One cannot write about Uva without mentioning its wines. Uva’s wine pricing policy is famous: every wine on their extensive list is priced $10 above its wholesale price. That means great bargains, especially at the upper end, where some bottles will be priced for less than you can get them in the store, something that is almost unheard of for restaurant wine offerings. The wines practically call out to be bought, tempting diners from behind the glass panels that separate the dining room from their storage area. Unfortunately, only four wines (two reds and two whites) are offered by the glass (at $4 each).
Desserts showed Uva at its funky best. The first, a dark chocolate cake with poached kumquats, was delicious, dense and rich but not cloyingly sweet. And the whipped marscarpone topping was a welcome substitute for the expected whipped cream. But if the chocolate cake was excellent, our second dessert was absolute heaven, without exaggeration the best dessert I’ve tasted in my life -- a goat cheese cheesecake with blood oranges. What, you’re asking, isn’t goat cheese usually pretty strong, pungent stuff? Yes!! And amazingly, it worked perfectly: every bite infused with strong, only slightly-sweetened cheese flavors, interacting perfectly with the syrupy orange topping. A truly decadent and ingenious dessert.
The next time I come to Uva I’d skip the pizza and try to match some of the meat entrees with some hearty red wines. Some that look worth trying include native lamb grilled and roasted with braised kale and sour apple compote ($22.00) and petite filet mignon with braised beef cheeks, herbed spaetzle, candied onions and a red wine beef jus ($22.00). There are seafood offerings as well, including a tempting yellowfin tuna with a crispy crab cake, cilantro and a warm coriander vinaigrette ($19.75). With all its funkiness and good food, Uva is a fun restaurant to splurge on once in a while, to impress a date, or to get your parents to take you to when they come up for graduation.
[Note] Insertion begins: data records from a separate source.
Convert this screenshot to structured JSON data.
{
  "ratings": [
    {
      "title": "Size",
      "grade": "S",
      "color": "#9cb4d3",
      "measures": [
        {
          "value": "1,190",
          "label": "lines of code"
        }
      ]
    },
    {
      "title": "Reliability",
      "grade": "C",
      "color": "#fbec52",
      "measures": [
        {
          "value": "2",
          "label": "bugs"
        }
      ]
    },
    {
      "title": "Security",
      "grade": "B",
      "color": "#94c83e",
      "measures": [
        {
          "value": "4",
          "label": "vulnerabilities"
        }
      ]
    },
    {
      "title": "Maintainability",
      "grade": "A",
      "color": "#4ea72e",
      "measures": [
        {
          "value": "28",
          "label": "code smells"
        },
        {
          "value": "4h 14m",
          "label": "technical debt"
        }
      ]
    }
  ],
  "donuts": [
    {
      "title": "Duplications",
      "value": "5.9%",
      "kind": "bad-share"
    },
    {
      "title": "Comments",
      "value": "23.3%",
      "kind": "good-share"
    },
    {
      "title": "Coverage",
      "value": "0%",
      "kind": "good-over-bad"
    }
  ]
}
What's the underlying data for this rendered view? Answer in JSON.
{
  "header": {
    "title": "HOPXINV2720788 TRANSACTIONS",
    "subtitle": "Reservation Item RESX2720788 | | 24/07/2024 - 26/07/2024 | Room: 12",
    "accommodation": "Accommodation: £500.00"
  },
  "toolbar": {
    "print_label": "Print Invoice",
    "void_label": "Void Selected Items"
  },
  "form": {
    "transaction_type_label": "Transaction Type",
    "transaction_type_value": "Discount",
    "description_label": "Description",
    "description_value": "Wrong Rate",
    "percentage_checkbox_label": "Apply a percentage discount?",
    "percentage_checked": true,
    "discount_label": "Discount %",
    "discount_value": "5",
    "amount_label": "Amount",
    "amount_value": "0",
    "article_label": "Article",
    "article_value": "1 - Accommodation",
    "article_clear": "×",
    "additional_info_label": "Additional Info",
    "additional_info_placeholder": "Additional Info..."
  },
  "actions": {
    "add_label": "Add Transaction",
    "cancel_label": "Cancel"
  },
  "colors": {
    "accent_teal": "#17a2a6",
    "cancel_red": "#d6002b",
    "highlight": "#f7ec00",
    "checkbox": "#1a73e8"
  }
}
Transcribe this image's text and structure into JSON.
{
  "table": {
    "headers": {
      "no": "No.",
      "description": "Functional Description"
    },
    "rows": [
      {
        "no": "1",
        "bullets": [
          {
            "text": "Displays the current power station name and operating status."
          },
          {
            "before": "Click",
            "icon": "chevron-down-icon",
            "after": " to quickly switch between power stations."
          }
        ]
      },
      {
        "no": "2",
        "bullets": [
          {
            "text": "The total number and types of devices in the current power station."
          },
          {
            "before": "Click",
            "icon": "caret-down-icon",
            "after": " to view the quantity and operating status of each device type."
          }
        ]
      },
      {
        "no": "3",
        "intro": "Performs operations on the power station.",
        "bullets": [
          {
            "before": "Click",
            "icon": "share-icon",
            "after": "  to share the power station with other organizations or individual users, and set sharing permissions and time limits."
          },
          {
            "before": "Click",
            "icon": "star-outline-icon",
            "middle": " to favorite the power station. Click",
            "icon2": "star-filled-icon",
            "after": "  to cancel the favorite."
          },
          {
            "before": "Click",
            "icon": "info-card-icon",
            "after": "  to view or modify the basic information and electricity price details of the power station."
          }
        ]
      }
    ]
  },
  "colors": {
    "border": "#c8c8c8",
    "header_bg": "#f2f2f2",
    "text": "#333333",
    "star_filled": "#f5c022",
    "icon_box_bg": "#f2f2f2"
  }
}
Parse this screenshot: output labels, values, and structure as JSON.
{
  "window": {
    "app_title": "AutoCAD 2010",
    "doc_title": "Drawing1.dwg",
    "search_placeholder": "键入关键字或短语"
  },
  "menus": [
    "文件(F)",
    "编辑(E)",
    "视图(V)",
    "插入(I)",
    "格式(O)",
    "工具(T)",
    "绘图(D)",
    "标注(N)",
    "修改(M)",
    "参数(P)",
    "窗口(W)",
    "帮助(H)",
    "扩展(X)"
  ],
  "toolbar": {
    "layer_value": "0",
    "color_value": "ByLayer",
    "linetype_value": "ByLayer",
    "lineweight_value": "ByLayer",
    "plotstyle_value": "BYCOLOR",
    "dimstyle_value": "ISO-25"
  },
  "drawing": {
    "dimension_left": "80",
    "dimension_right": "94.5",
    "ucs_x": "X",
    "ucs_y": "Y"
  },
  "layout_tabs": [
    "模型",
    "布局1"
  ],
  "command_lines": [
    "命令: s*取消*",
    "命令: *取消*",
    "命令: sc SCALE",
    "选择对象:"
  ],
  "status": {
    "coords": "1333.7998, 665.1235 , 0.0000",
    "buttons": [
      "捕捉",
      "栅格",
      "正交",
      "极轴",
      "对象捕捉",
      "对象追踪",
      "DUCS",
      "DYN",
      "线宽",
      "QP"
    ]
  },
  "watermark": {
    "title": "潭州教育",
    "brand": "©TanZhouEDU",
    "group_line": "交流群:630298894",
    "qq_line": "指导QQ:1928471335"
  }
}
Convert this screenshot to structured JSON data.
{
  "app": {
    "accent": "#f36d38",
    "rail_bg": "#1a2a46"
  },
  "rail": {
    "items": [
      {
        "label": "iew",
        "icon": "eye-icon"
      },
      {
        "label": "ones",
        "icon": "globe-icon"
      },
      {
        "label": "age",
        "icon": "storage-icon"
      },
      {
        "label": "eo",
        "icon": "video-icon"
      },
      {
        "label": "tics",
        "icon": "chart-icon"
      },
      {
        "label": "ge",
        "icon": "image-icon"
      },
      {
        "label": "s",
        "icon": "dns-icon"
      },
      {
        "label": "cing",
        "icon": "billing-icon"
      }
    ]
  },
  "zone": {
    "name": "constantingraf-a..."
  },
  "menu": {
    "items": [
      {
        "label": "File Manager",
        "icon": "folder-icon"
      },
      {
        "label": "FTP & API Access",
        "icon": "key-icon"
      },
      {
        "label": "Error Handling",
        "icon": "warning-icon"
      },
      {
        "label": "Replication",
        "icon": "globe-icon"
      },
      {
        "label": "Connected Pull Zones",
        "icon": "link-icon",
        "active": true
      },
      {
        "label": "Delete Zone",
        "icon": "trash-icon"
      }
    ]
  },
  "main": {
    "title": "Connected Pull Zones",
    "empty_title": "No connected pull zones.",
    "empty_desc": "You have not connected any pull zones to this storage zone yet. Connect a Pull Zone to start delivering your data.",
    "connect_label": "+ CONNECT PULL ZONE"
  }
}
Best of all, Uva shows you don’t have to suffer the annoyance of snooty waiters and uptight dress codes to enjoy really interesting food in Boston.